Volunteers with the count need to be on the lookout for a wide variety of living spaces, said Krystal Wallace, a client advocate with the Community Action Partnership of Natrona County, which organizes the count. People live in tents along the river in Morad Park all winter or in their cars in a Wal-Mart parking lot. Some sleep behind dumpsters. Others dig shallow trenches in the ground and cover the space with a tarp, she said.
The partnership coordinates the Casper point-in-time count every year. This year, the volunteers were split into six geographic areas: Evansville, Mills, and the north, west, east and central areas of Casper. Other volunteers were stationed at locations where people experiencing homelessness frequent, like the library or the Department of Workforce Services.
Last year, volunteers across Wyoming counted a total of 873 homeless people living either in shelters, temporary housing or on the streets. According to the counts, the number of people experiencing homelessness in the state has increased each year since 2014.
Many people don’t realize how homelessness is often the result of a series of unfortunate events, like expensive medical treatment or an unexpected bill, said Marilyn Dymond Wagner, the director of operations for the partnership. Instead, they assume a homeless person is lazy or an addict.
“I don’t think people conceptualize that many people live one paycheck away (from homelessness),” she said.
While the common conception of a homeless person is a single male traveling with a backpack, the spectrum of people experiencing homelessness is much more varied, she said. Last year, point-in-time volunteers counted 251 people in families who were homeless and 62 homeless youth who weren’t accompanied by an adult.
But the count is an inexact method for calculating a community’s homeless population. Dymond Wagner said the number is much higher than the numbers in the reports. People who are couch surfing or who live unsheltered in a community where the count isn’t conducted will not appear in the reports.
“There are people we’ll never be able to count,” she said. “We’re just scratching the surface.”
Dymond Wagner and Ivonne Chavez, employment program manager with the partnership, supervised Friday’s point-in-time count from a room at the 12-24 Club. The organization had collected jackets, socks and snacks that volunteers could give out to the people they encounter in their searches.
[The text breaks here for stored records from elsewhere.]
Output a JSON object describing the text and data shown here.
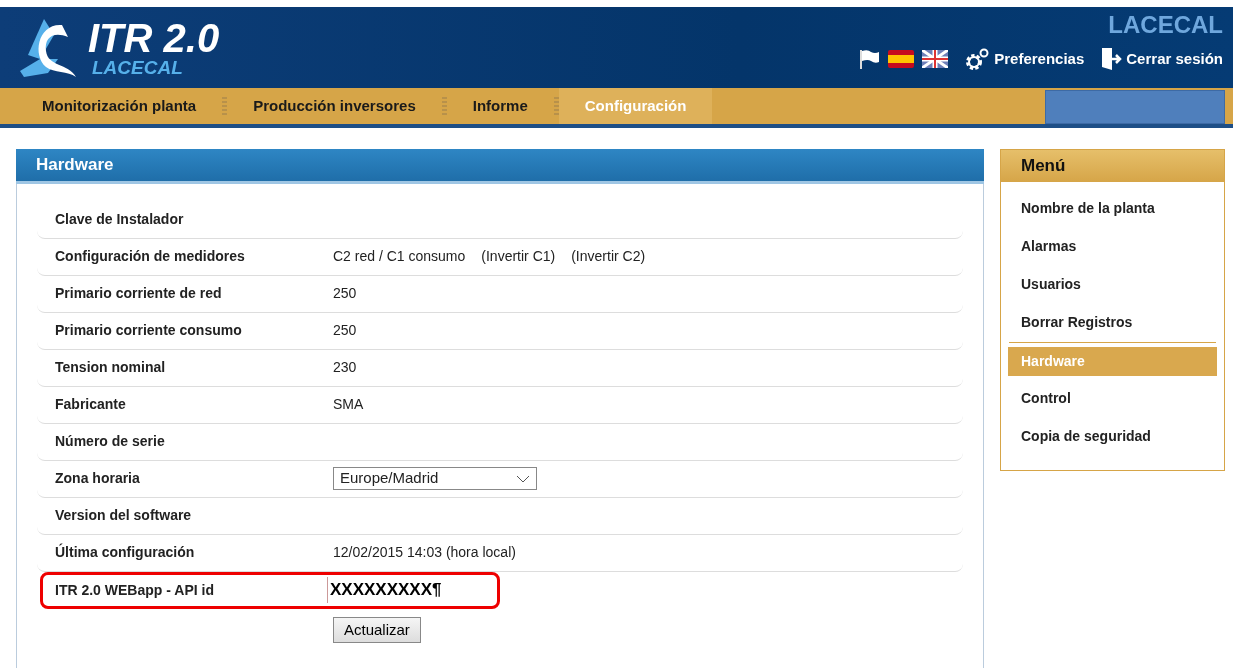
{
  "header": {
    "logo_title": "ITR 2.0",
    "logo_subtitle": "LACECAL",
    "company": "LACECAL",
    "links": [
      {
        "kind": "preferences",
        "label": "Preferencias"
      },
      {
        "kind": "logout",
        "label": "Cerrar sesión"
      }
    ]
  },
  "nav": [
    {
      "label": "Monitorización planta",
      "selected": false
    },
    {
      "label": "Producción inversores",
      "selected": false
    },
    {
      "label": "Informe",
      "selected": false
    },
    {
      "label": "Configuración",
      "selected": true
    }
  ],
  "panel": {
    "title": "Hardware",
    "rows": [
      {
        "label": "Clave de Instalador",
        "kind": "text",
        "highlighted": false
      },
      {
        "label": "Configuración de medidores",
        "kind": "text",
        "value": "C2 red / C1 consumo",
        "links": [
          "(Invertir C1)",
          "(Invertir C2)"
        ],
        "highlighted": false
      },
      {
        "label": "Primario corriente de red",
        "kind": "text",
        "value": "250",
        "highlighted": false
      },
      {
        "label": "Primario corriente consumo",
        "kind": "text",
        "value": "250",
        "highlighted": false
      },
      {
        "label": "Tension nominal",
        "kind": "text",
        "value": "230",
        "highlighted": false
      },
      {
        "label": "Fabricante",
        "kind": "text",
        "value": "SMA",
        "highlighted": false
      },
      {
        "label": "Número de serie",
        "kind": "text",
        "highlighted": false
      },
      {
        "label": "Zona horaria",
        "kind": "select",
        "value": "Europe/Madrid",
        "highlighted": false
      },
      {
        "label": "Version del software",
        "kind": "text",
        "highlighted": false
      },
      {
        "label": "Última configuración",
        "kind": "text",
        "value": "12/02/2015 14:03 (hora local)",
        "highlighted": false
      },
      {
        "label": "ITR 2.0 WEBapp - API id",
        "kind": "input",
        "value": "XXXXXXXXX¶",
        "highlighted": true
      }
    ],
    "button": "Actualizar"
  },
  "menu": {
    "title": "Menú",
    "items": [
      {
        "label": "Nombre de la planta",
        "selected": false
      },
      {
        "label": "Alarmas",
        "selected": false
      },
      {
        "label": "Usuarios",
        "selected": false
      },
      {
        "label": "Borrar Registros",
        "selected": false
      },
      {
        "label": "Hardware",
        "selected": true
      },
      {
        "label": "Control",
        "selected": false
      },
      {
        "label": "Copia de seguridad",
        "selected": false
      }
    ]
  }
}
Three men drifted into the room looking for food and clothes just after noon Friday. They chatted excitedly as they tried on blue jackets, noting the jackets’ windproof outer shell. They gathered packs of Oreos into their bags and chose warm winter socks.
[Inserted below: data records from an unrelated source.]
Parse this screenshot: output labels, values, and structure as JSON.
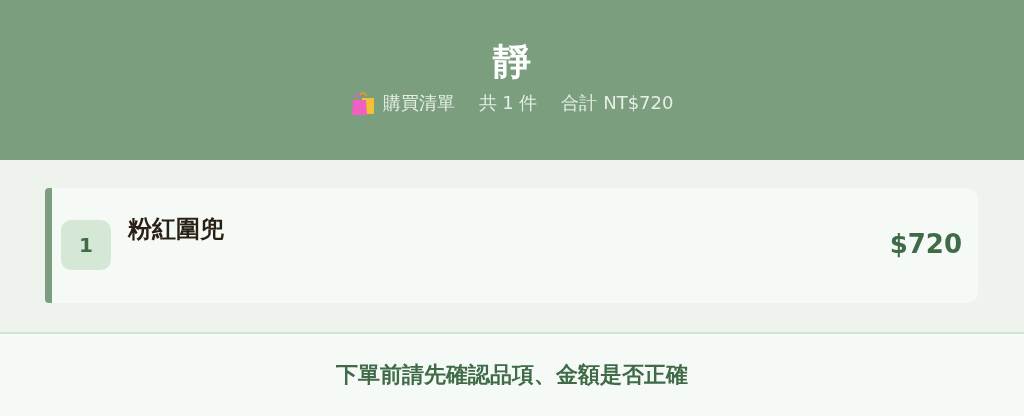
{
  "header": {
    "title": "靜",
    "list_label": "購買清單",
    "count": "共 1 件",
    "total": "合計 NT$720"
  },
  "items": [
    {
      "index": "1",
      "name": "粉紅圍兜",
      "price": "$720"
    }
  ],
  "footer": {
    "notice": "下單前請先確認品項、金額是否正確"
  }
}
When offered packs of hand warmers, one man declined with a shy smile.
“Oh, that’s OK,” he said. “I don’t really use them and I wouldn’t want to take anything I wouldn’t use. Leave those for others.”
Information from: Casper (Wyo.) Star-Tribune, http://www.trib.com